Valentine’s Day is tomorrow. This holiday is no good for anyone.
Couples are forced to awkwardly exchange gifts and profess affection. In case you were wondering, chumps who are in love should probably acknowledge it more than once a year. Being mandated to do so by a traditional Anglican and Lutheran holiday also wrecks any pretense of being genuine.
Valentine’s Day a relationship booby trap. That’s why the first scene of Indiana Jones and the Raiders of the Lost Ark is set on Valentine’s Day. It’s all a big allegory. Look it up.
It shouldn’t be hard to maintain your uncomfortable smile as your partner opens your gift – which is almost certainly useless, and likely overpriced as well. Not to mention automatically tease-worthy.
Singles do their best to pretend they don’t mind being alone on a day praising romance. As they open cards from their moms, feeling plenty pathetic, they secretly dream of a day when enough people are in Congress to officially convert the holiday to Single’s Awareness Day.
Sympathy also must be extended to elementary school students. Horrifyingly, they must buy and distribute Valentines to all their classmates. Imagine their squirms as they confront the unrestrained mushy gushiness! Meanwhile, their teachers are almost undoubtedly in the back of the classroom, snickering and watching Raiders of the Lost Ark over and over again.
Who can we blame? No one really even knows how this mess got started. There are at least three different Christian saints named Valentinus. The most popular holiday origin myth is that one Valentinus (or maybe all three) fell in love with a jailor’s daughter while imprisoned and wrote her a letter before his execution in the third century.
But we can’t put all the blame on Valentinus or his would-be lover. The holiday really took off in the high Middle Ages, when the nobles considered formal romantic gestures proper and fashionable. And the whole thing might have just been a Christian coup of some Roman romance festival.

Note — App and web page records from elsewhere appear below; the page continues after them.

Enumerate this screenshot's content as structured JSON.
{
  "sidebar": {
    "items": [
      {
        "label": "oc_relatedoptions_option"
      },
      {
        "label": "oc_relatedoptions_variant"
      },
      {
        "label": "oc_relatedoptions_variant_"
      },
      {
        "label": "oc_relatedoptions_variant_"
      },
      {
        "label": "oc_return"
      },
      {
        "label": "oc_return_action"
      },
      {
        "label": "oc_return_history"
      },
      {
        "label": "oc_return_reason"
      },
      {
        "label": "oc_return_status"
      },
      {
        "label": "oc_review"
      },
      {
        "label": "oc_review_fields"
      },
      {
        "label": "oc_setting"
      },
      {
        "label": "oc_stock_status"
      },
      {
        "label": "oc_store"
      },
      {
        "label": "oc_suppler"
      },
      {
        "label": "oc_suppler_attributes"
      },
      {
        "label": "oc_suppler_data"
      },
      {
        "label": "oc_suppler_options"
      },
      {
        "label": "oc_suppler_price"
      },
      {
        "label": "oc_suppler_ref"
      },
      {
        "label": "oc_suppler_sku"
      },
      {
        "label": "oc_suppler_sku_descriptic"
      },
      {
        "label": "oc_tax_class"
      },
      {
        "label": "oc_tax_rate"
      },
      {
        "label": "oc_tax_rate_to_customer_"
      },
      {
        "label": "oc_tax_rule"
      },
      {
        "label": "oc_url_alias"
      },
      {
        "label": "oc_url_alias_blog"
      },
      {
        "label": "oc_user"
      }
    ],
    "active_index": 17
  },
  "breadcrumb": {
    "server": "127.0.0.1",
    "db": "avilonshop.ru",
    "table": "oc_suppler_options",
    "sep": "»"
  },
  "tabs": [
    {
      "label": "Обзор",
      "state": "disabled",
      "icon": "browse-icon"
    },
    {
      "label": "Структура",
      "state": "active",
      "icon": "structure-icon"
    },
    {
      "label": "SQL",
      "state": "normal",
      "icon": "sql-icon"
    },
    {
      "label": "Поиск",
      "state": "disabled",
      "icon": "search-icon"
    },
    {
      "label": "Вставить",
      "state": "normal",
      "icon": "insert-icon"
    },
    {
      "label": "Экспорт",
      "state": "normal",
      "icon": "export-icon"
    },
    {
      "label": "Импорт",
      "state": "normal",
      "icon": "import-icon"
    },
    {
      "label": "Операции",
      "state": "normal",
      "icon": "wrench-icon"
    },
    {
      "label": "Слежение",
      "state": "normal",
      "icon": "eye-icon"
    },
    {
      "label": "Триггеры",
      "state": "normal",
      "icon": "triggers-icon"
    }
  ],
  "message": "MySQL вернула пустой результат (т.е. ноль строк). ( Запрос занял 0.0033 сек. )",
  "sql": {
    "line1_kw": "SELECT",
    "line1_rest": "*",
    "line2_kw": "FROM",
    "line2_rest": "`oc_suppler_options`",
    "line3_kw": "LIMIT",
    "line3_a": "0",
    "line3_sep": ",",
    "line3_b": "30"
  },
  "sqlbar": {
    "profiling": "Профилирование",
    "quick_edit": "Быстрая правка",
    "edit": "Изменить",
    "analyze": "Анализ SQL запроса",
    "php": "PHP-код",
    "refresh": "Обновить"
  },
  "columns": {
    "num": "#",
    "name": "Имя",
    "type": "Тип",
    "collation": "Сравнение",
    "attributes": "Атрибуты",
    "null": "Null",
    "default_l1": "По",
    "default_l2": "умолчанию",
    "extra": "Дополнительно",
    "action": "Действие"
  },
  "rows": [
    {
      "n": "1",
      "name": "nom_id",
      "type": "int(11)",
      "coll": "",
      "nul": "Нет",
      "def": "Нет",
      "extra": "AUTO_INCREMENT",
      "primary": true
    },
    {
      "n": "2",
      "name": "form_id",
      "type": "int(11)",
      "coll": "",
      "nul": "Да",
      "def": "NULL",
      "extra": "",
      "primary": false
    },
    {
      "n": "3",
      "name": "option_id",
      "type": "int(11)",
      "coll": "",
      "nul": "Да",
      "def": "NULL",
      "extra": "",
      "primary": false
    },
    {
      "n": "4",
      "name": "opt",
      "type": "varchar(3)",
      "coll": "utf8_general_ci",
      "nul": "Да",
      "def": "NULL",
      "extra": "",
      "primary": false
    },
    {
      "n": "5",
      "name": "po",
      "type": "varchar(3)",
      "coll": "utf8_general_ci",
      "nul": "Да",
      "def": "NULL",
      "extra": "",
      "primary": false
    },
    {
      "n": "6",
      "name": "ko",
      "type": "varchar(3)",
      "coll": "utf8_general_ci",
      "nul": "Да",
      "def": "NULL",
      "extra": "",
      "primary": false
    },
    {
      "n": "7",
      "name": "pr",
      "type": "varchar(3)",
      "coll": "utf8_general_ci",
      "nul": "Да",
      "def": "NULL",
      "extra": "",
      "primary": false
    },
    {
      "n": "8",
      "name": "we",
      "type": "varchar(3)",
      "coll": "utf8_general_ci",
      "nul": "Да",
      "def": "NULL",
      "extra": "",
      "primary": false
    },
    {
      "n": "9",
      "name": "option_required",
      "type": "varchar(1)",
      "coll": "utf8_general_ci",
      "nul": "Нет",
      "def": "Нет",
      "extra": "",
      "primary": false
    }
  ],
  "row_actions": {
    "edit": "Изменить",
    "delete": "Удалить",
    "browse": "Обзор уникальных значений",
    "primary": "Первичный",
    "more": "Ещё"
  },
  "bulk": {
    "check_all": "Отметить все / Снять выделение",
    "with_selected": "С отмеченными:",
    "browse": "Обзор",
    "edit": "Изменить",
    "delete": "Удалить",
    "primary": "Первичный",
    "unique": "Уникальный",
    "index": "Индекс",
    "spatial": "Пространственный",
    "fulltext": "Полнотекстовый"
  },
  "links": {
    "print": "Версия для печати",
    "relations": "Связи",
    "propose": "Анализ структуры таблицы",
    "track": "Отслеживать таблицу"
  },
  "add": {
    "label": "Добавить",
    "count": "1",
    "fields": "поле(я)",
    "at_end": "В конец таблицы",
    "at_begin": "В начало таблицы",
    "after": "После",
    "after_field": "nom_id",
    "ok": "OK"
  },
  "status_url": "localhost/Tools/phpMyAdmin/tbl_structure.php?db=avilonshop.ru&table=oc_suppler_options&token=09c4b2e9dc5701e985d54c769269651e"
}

Whatever the case may be, we are stuck with a no-win holiday. Single, partnered, young or old, good luck tomorrow.